- PROBLEM DESCRIPTION -
For each line in the records that contains "icon", make a copy.

Data items:
····················

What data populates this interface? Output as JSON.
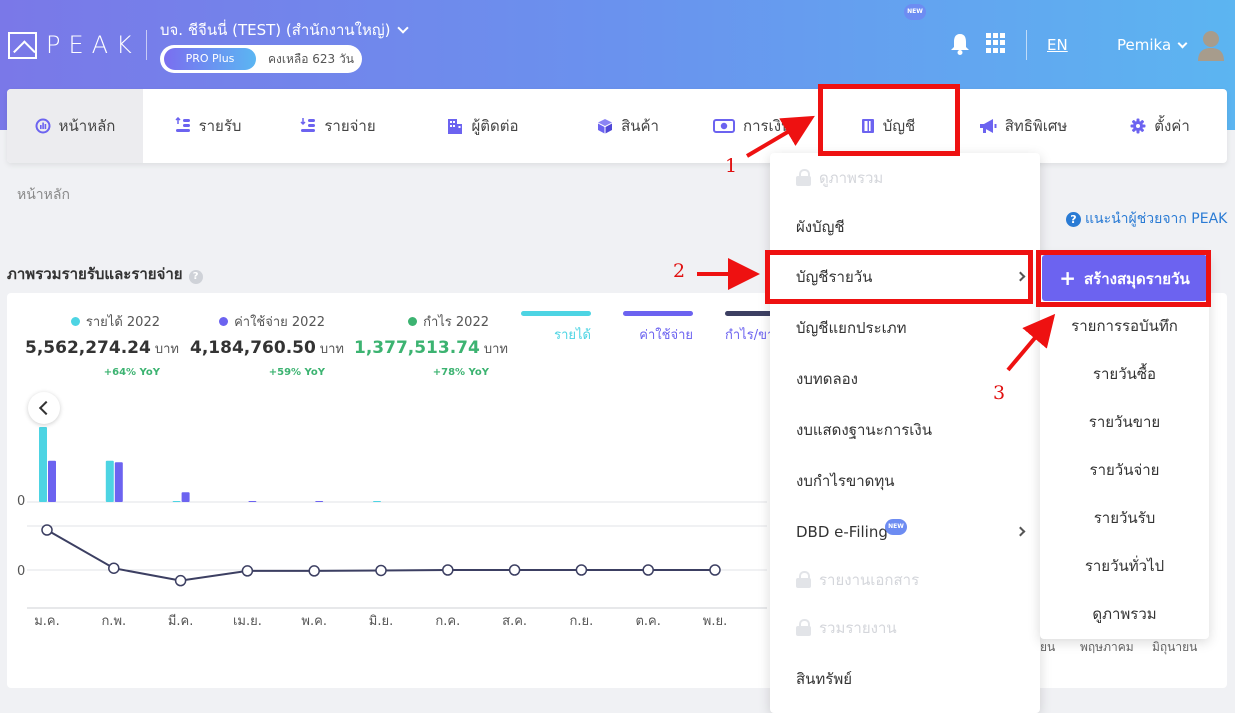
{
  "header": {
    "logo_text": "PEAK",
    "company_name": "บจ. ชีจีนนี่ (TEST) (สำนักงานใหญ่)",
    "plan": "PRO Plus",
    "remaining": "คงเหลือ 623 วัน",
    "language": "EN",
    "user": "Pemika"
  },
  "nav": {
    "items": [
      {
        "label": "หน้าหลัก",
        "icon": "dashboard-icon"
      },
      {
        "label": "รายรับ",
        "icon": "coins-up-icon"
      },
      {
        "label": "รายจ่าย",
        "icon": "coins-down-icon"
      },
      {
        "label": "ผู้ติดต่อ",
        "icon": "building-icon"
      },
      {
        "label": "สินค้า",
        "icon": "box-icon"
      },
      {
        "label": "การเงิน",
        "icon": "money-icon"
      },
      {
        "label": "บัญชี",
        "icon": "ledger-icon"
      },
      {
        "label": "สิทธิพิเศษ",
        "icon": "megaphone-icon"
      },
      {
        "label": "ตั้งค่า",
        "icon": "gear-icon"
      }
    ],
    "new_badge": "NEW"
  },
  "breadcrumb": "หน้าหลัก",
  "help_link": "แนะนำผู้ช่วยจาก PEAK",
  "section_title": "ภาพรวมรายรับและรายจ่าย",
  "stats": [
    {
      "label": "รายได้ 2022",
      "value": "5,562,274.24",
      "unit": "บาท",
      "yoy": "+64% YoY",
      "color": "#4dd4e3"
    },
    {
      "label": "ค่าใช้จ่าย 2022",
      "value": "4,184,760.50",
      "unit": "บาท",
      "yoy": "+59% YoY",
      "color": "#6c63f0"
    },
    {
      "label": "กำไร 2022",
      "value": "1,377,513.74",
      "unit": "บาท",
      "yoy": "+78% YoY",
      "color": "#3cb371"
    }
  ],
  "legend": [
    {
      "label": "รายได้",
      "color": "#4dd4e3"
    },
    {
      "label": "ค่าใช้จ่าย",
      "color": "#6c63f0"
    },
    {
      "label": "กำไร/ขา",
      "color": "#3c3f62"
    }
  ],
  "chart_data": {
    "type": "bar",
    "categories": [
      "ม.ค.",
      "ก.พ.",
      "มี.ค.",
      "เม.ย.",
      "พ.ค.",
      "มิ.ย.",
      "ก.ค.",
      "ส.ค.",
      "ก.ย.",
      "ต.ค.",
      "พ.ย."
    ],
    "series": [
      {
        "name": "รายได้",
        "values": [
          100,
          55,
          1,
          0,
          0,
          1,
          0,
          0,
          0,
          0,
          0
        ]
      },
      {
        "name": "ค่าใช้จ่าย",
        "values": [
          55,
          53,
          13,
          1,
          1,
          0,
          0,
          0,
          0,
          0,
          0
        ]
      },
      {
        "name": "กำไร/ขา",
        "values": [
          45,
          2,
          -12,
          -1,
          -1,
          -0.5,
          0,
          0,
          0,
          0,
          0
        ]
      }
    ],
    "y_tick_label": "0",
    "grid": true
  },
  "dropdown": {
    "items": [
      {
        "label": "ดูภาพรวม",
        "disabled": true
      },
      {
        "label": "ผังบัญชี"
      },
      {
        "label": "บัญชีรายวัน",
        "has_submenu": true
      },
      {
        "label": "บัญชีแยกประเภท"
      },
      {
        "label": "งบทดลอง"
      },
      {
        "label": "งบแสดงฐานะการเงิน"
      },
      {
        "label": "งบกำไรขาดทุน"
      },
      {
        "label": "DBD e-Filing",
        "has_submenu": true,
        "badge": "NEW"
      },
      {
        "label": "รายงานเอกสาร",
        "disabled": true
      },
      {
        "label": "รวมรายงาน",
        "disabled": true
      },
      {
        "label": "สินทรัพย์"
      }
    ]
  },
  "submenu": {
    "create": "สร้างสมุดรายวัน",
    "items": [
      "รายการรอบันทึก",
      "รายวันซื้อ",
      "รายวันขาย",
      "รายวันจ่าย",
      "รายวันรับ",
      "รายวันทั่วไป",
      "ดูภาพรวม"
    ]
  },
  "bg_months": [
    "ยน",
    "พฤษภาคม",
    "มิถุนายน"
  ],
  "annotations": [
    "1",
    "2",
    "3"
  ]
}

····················

- EXERCISE OUTPUT -
        "icon": "dashboard-icon"
        "icon": "coins-up-icon"
        "icon": "coins-down-icon"
        "icon": "building-icon"
        "icon": "box-icon"
        "icon": "money-icon"
        "icon": "ledger-icon"
        "icon": "megaphone-icon"
        "icon": "gear-icon"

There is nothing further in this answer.